In my last column I looked at baseball at a few of the lessons baseball can teach us about democracy. This time I want to explore the U.S. Supreme Court’s 1972 Flood vs Kuhn decision. The case arose when Curt Flood, a player for the St. Louis Cardinals, refused to be traded and sued Major League Baseball. including commissioner Bowie Kuhn.

Over the years, there have been many challenges to baseball’s antitrust exemption. But Flood’s case was in many ways the most important. It left a lasting mark, not just on baseball but on the Court that made it.
In 1969, Flood, a 12 year veteran for the Cardinals, a three-time all-star, was traded to the Philadelphia Phillies for three ballplayers.

Philadelphia was the worst club in baseball, the last team to integrate, and the most unwelcoming. Fans shouted taunts and threats at Jackie Robinson. The team’s first black all-star Dick Allen was virtually run out of Philly and was glad to be traded for Curt Flood.

Marvin Miller, who at the time was head of the Major League Baseball Players Association believed the way to challenge baseball’s antitrust exemption was through arbitration not legal battles.
But Flood approached Miller about the suing Major League baseball, then wrote a letter to acting commissioner Bowie Kuhn declaring himself a free agent. His request was rejected. On June 19, 1972, his case went to the Supreme Court. The court ruled 5-3 in favor of Major League Baseball.

Flood lost his career became an alcoholic and died of throat cancer in 1997. However ,his battle uplifted the lives of other players. In 1975, a federal judge ruled that two players, Andy Messersmith and Dave McNally, who played without a contract for one year, were free agents. That decision ushered in free agency in baseball as well as in other sports.

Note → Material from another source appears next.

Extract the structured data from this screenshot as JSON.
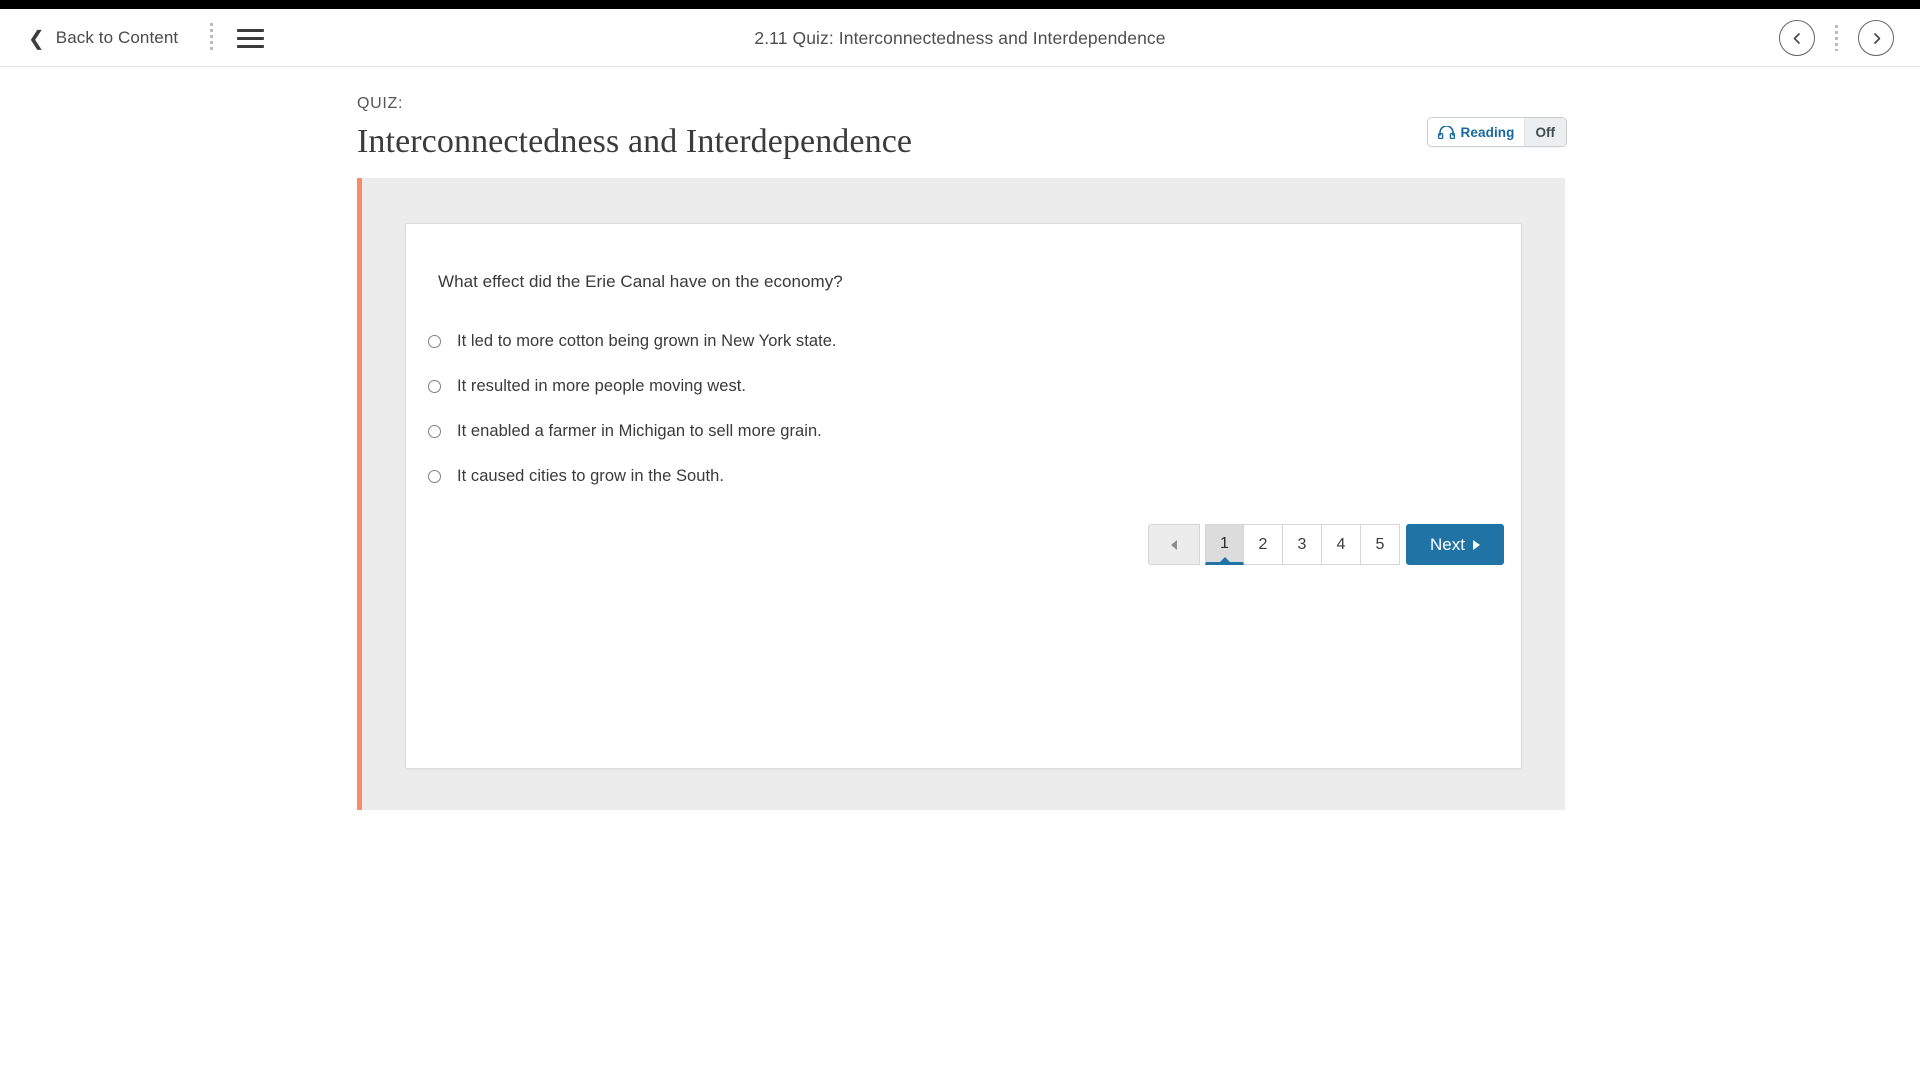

The Flood decision has been remembered as an embarrassment to the nation’s highest court. Flood’s sacrifice should be remembered as an act of great altruism.